Bottom Line: Two recent studies reduced the theta rhythm by inactivating the medial septum (MS) and demonstrated a correlated reduction in the characteristic hexagonal spatial firing patterns of grid cells.In particular, the adverse effects of MS inactivation on grid cells can be understood in terms of how the concomitant reduction in cholinergic inputs may increase the conductances of leak potassium (K(+)) and slow and medium after-hyperpolarization (sAHP and mAHP) channels.These results demonstrate how models of grid cell self-organization can provide new insights into the relationship between brain learning and oscillatory dynamics.

View Article: PubMed Central - PubMed

Affiliation: Center for Neural and Emergent Systems, Information and Systems Sciences Laboratory, HRL Laboratories Malibu, CA, USA.

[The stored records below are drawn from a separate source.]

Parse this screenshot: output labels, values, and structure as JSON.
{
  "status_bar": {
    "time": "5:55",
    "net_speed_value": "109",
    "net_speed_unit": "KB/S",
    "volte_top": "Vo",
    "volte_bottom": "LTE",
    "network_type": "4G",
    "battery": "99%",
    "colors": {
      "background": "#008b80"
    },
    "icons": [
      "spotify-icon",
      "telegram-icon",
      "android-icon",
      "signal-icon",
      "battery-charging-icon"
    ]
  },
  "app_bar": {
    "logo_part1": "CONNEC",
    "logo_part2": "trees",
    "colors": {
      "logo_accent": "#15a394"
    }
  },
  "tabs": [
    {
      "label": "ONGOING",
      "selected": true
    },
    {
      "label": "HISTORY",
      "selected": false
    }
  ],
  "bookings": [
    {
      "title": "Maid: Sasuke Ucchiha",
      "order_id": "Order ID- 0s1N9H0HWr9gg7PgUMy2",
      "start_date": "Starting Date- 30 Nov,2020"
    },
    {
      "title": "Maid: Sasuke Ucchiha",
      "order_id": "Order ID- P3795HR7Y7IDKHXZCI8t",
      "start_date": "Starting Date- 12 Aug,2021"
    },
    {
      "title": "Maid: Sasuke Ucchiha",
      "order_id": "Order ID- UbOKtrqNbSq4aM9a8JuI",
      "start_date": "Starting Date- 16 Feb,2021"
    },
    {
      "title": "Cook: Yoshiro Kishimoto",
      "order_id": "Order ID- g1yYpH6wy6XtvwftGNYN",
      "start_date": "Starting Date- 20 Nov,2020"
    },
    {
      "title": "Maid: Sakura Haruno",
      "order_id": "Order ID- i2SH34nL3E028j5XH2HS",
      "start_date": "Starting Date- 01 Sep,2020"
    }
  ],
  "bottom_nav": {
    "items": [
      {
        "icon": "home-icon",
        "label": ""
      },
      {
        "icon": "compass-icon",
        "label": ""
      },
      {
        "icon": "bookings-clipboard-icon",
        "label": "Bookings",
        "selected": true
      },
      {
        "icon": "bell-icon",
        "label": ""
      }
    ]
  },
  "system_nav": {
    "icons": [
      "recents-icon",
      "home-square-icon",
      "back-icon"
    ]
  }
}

ABSTRACT
Oscillations in the coordinated firing of brain neurons have been proposed to play important roles in perception, cognition, attention, learning, navigation, and sensory-motor control. The network theta rhythm has been associated with properties of spatial navigation, as has the firing of entorhinal grid cells and hippocampal place cells. Two recent studies reduced the theta rhythm by inactivating the medial septum (MS) and demonstrated a correlated reduction in the characteristic hexagonal spatial firing patterns of grid cells. These results, along with properties of intrinsic membrane potential oscillations (MPOs) in slice preparations of medial entorhinal cortex (MEC), have been interpreted to support oscillatory interference models of grid cell firing. The current article shows that an alternative self-organizing map (SOM) model of grid cells can explain these data about intrinsic and network oscillations without invoking oscillatory interference. In particular, the adverse effects of MS inactivation on grid cells can be understood in terms of how the concomitant reduction in cholinergic inputs may increase the conductances of leak potassium (K(+)) and slow and medium after-hyperpolarization (sAHP and mAHP) channels. This alternative model can also explain data that are problematic for oscillatory interference models, including how knockout of the HCN1 gene in mice, which flattens the dorsoventral gradient in MPO frequency and resonance frequency, does not affect the development of the grid cell dorsoventral gradient of spatial scales, and how hexagonal grid firing fields in bats can occur even in the absence of theta band modulation. These results demonstrate how models of grid cell self-organization can provide new insights into the relationship between brain learning and oscillatory dynamics.

Show MeSH
Related in: MedlinePlus